Directions for this task: In the records that follow, locate every line with "text" and extract it.
■ ■ ■
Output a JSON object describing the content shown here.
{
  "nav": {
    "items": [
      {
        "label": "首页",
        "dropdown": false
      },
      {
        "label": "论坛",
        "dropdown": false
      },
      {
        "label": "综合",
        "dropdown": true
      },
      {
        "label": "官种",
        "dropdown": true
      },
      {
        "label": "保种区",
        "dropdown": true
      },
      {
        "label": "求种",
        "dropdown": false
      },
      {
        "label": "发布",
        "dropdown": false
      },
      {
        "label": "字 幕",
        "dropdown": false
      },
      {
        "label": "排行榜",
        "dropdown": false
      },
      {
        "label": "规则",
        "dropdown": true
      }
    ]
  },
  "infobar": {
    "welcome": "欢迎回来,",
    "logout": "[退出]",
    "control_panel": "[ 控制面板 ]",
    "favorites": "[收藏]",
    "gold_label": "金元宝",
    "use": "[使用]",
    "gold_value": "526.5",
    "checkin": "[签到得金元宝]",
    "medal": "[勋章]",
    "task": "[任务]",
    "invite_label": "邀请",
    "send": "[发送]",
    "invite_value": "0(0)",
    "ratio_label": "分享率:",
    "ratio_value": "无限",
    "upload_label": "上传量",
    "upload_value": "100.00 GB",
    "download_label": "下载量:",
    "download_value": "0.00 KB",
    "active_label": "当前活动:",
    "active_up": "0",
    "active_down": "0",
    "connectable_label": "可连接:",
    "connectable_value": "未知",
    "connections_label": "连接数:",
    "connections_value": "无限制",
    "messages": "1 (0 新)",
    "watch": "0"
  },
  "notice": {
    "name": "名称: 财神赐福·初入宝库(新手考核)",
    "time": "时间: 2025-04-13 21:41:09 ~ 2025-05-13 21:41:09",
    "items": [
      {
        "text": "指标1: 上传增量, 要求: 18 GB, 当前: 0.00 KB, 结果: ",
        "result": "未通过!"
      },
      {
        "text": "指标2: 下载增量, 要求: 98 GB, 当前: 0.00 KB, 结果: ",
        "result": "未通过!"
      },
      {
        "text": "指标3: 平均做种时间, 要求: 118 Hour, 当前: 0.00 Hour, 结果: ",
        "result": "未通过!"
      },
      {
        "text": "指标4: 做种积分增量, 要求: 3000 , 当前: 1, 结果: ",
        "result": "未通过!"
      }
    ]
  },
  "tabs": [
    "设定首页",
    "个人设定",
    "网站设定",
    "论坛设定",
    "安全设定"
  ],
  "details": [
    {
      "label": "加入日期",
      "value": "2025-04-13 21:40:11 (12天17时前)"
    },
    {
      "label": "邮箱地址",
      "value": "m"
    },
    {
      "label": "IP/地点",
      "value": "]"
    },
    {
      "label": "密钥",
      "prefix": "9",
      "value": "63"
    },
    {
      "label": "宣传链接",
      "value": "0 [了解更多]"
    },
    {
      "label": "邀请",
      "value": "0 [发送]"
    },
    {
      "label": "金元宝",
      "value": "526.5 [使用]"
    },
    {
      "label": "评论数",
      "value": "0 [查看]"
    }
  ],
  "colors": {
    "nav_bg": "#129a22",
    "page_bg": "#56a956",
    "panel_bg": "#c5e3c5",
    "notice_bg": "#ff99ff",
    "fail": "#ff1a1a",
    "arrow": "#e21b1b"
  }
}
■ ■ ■
Written answer:
        "text": "指标1: 上传增量, 要求: 18 GB, 当前: 0.00 KB, 结果: ",
        "text": "指标2: 下载增量, 要求: 98 GB, 当前: 0.00 KB, 结果: ",
        "text": "指标3: 平均做种时间, 要求: 118 Hour, 当前: 0.00 Hour, 结果: ",
        "text": "指标4: 做种积分增量, 要求: 3000 , 当前: 1, 结果: ",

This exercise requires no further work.